The poetry of Griselda García is a hallucinatory journey through a landscape haunted by startling images of sensuality and desolation, humour and conflict, passion and suffering. Her lyrical, shifting visions, interwoven by a subtle, intermittent narrative line, touch on fear, love, death and redemption. Though intensely intimate, her work also echoes the trauma of recent Argentine history: it is “a journey in an unknown car, with an unknown person, toward an unknown place,” as the critic Jorge Santiago Perednik has put it. García follows her own poetic path, writing in search of a reader who can understand the resonance behind her words, someone who will feel “an almost animal joy,” she says, in being deeply moved by a poem. Her style is spontaneous, filled with unexpected contrasts, and yet carefully polished. It is a poetry that is essentially urban, cutting-edge and utterly of the present: for Canadian readers, it reflects a reality that is both new and akin to their own.
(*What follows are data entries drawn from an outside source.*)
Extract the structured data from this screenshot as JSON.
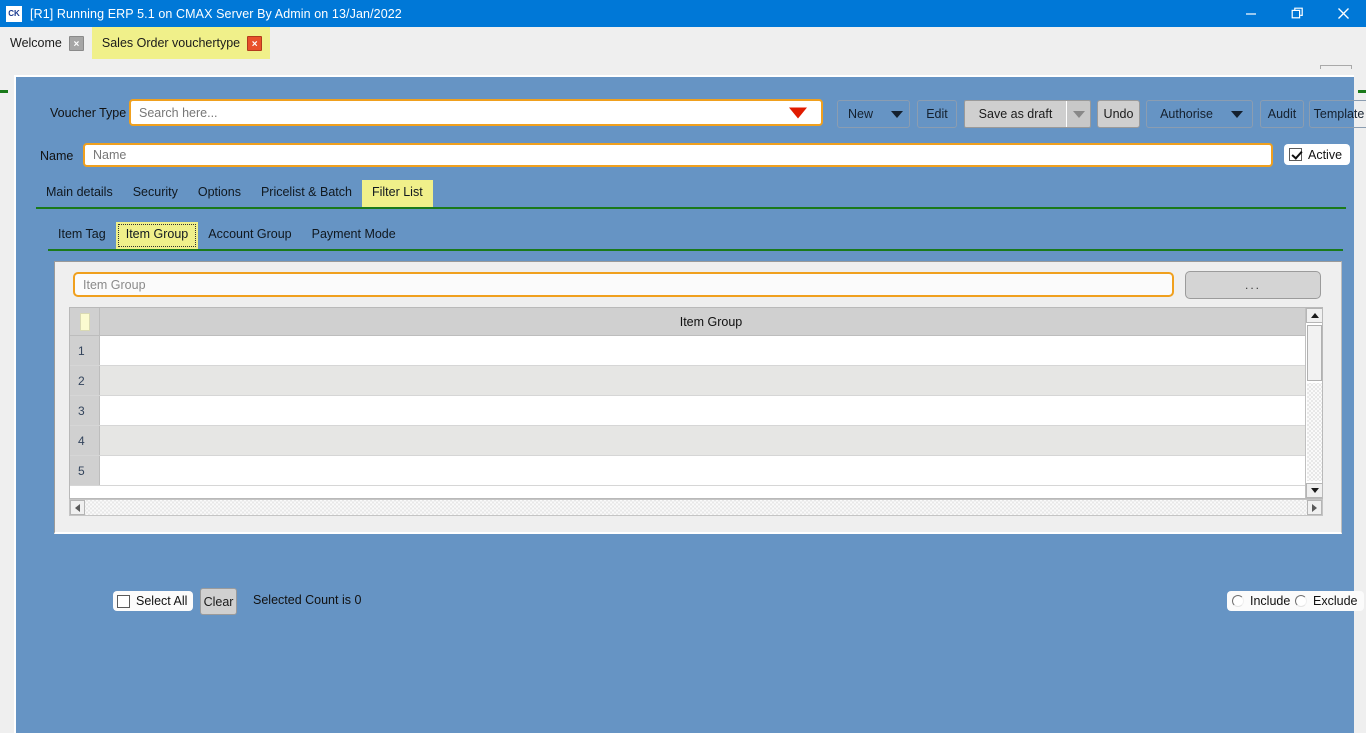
{
  "window": {
    "icon": "app-icon",
    "title": "[R1] Running ERP 5.1 on CMAX Server By Admin on 13/Jan/2022",
    "icon_text": "CK",
    "controls": {
      "minimize": "minimize-icon",
      "maximize": "restore-icon",
      "close": "close-icon"
    }
  },
  "tabstrip": {
    "tabs": [
      {
        "label": "Welcome",
        "close": "×",
        "active": false
      },
      {
        "label": "Sales Order vouchertype",
        "close": "×",
        "active": true
      }
    ],
    "new_tab": "+"
  },
  "form": {
    "voucher_type_label": "Voucher Type",
    "voucher_type_placeholder": "Search here...",
    "name_label": "Name",
    "name_placeholder": "Name",
    "active_label": "Active",
    "toolbar": {
      "new": "New",
      "edit": "Edit",
      "save_as_draft": "Save as draft",
      "undo": "Undo",
      "authorise": "Authorise",
      "audit": "Audit",
      "template": "Template"
    },
    "tabs_primary": [
      {
        "label": "Main details",
        "selected": false
      },
      {
        "label": "Security",
        "selected": false
      },
      {
        "label": "Options",
        "selected": false
      },
      {
        "label": "Pricelist & Batch",
        "selected": false
      },
      {
        "label": "Filter List",
        "selected": true
      }
    ],
    "tabs_secondary": [
      {
        "label": "Item Tag",
        "selected": false
      },
      {
        "label": "Item Group",
        "selected": true
      },
      {
        "label": "Account Group",
        "selected": false
      },
      {
        "label": "Payment Mode",
        "selected": false
      }
    ]
  },
  "panel": {
    "filter_placeholder": "Item Group",
    "browse_label": "...",
    "grid": {
      "column_header": "Item Group",
      "rows": [
        {
          "no": "1",
          "value": ""
        },
        {
          "no": "2",
          "value": ""
        },
        {
          "no": "3",
          "value": ""
        },
        {
          "no": "4",
          "value": ""
        },
        {
          "no": "5",
          "value": ""
        }
      ]
    },
    "footer": {
      "select_all_label": "Select All",
      "clear_label": "Clear",
      "selected_count": "Selected Count is 0",
      "include_label": "Include",
      "exclude_label": "Exclude"
    }
  },
  "colors": {
    "titlebar": "#0078d7",
    "form_blue": "#6694c4",
    "accent_orange": "#f0a01e",
    "tab_highlight": "#f0f08a",
    "rule_green": "#1a7a1a",
    "close_red": "#e8502a"
  }
}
This translation by Hugh Hazelton is the first of García's into English.
Hallucinations in the Alfalfa and Other Poems (John Herbert Cunningham, Rain Taxi, 1/20/2011).
"Griselda García is a voice from the South well worth reading, and this meaty offering presents her work with the respect due a powerful poet."
Other Titles edited by Hugh Hazelton